▶ **Information supplied**
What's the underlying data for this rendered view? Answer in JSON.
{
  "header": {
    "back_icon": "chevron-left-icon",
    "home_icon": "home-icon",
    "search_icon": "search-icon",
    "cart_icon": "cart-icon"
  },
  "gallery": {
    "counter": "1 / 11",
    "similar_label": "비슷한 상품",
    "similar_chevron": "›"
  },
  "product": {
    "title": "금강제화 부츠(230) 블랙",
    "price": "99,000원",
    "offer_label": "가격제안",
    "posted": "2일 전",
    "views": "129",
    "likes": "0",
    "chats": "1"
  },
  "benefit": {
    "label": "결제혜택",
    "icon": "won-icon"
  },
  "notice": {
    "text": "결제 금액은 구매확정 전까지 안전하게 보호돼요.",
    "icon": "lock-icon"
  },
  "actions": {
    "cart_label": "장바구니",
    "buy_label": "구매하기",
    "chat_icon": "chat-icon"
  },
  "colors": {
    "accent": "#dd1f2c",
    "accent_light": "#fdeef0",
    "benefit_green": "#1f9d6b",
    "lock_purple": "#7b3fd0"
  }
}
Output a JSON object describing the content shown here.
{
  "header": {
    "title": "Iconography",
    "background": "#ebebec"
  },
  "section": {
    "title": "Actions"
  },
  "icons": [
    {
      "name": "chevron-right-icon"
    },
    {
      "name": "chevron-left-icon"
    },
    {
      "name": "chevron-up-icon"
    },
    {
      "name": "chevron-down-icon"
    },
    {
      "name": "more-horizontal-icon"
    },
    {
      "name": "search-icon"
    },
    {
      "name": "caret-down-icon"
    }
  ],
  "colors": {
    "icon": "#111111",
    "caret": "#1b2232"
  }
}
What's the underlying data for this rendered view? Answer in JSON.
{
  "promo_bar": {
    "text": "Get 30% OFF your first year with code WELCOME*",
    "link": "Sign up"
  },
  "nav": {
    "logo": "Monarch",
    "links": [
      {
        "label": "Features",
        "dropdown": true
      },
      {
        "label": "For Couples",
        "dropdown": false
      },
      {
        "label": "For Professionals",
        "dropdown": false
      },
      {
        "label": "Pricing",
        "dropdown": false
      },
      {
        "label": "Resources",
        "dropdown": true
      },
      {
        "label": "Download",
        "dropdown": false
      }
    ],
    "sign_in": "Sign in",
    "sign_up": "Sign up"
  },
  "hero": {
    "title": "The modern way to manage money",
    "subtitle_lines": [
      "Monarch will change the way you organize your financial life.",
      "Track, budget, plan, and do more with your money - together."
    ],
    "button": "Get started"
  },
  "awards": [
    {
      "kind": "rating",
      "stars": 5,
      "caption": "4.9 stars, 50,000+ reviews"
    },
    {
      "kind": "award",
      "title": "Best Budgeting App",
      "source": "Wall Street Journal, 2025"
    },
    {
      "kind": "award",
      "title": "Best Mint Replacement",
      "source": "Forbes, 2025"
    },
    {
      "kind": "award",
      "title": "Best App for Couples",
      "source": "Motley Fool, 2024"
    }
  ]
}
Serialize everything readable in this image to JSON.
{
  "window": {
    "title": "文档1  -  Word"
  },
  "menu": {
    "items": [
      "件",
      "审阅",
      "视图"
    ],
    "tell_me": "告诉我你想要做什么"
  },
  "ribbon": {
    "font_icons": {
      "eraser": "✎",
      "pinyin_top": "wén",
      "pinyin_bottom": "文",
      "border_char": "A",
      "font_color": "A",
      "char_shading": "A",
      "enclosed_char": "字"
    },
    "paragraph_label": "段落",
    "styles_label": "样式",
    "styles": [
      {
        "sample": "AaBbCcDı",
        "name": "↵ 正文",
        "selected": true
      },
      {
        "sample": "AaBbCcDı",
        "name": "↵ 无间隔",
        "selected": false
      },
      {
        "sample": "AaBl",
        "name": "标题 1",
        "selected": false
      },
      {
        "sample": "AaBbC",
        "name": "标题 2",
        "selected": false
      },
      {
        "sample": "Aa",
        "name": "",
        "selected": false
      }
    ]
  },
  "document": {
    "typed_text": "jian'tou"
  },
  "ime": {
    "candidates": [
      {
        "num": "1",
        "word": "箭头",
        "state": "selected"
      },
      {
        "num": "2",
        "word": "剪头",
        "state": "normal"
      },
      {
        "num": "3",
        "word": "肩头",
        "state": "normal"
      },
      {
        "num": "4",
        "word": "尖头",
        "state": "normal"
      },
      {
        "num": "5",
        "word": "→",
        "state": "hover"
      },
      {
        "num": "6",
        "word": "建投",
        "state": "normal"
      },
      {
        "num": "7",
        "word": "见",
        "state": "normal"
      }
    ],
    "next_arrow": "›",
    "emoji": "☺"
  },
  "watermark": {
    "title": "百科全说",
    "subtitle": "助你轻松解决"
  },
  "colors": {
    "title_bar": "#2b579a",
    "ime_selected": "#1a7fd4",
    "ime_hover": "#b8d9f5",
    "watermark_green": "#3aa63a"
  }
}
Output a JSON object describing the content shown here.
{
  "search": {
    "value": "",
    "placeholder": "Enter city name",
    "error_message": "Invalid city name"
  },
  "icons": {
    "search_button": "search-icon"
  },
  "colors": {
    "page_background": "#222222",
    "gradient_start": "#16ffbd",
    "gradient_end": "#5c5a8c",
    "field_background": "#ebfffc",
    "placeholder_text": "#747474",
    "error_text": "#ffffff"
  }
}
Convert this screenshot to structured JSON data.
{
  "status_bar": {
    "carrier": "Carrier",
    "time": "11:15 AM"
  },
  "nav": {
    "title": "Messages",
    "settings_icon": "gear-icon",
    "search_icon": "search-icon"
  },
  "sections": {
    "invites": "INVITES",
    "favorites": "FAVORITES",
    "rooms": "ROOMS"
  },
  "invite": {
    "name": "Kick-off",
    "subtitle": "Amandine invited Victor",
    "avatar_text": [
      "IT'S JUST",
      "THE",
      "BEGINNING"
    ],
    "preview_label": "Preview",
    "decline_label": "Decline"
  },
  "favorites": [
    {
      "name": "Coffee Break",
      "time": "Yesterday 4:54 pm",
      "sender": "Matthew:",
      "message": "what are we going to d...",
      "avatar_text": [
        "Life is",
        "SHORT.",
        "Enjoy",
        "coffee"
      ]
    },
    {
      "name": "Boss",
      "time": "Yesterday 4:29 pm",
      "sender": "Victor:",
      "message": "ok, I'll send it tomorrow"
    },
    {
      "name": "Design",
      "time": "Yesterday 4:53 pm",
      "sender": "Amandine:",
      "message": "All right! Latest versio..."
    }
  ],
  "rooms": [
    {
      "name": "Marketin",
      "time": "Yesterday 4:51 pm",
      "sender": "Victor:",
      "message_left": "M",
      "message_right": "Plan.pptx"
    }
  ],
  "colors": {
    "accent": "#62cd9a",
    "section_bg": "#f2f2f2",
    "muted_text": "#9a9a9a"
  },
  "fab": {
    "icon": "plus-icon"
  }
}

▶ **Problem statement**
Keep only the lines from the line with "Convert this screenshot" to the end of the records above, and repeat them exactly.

▶ **Answer to the exercise**
Convert this screenshot to structured JSON data.
{
  "status_bar": {
    "carrier": "Carrier",
    "time": "11:15 AM"
  },
  "nav": {
    "title": "Messages",
    "settings_icon": "gear-icon",
    "search_icon": "search-icon"
  },
  "sections": {
    "invites": "INVITES",
    "favorites": "FAVORITES",
    "rooms": "ROOMS"
  },
  "invite": {
    "name": "Kick-off",
    "subtitle": "Amandine invited Victor",
    "avatar_text": [
      "IT'S JUST",
      "THE",
      "BEGINNING"
    ],
    "preview_label": "Preview",
    "decline_label": "Decline"
  },
  "favorites": [
    {
      "name": "Coffee Break",
      "time": "Yesterday 4:54 pm",
      "sender": "Matthew:",
      "message": "what are we going to d...",
      "avatar_text": [
        "Life is",
        "SHORT.",
        "Enjoy",
        "coffee"
      ]
    },
    {
      "name": "Boss",
      "time": "Yesterday 4:29 pm",
      "sender": "Victor:",
      "message": "ok, I'll send it tomorrow"
    },
    {
      "name": "Design",
      "time": "Yesterday 4:53 pm",
      "sender": "Amandine:",
      "message": "All right! Latest versio..."
    }
  ],
  "rooms": [
    {
      "name": "Marketin",
      "time": "Yesterday 4:51 pm",
      "sender": "Victor:",
      "message_left": "M",
      "message_right": "Plan.pptx"
    }
  ],
  "colors": {
    "accent": "#62cd9a",
    "section_bg": "#f2f2f2",
    "muted_text": "#9a9a9a"
  },
  "fab": {
    "icon": "plus-icon"
  }
}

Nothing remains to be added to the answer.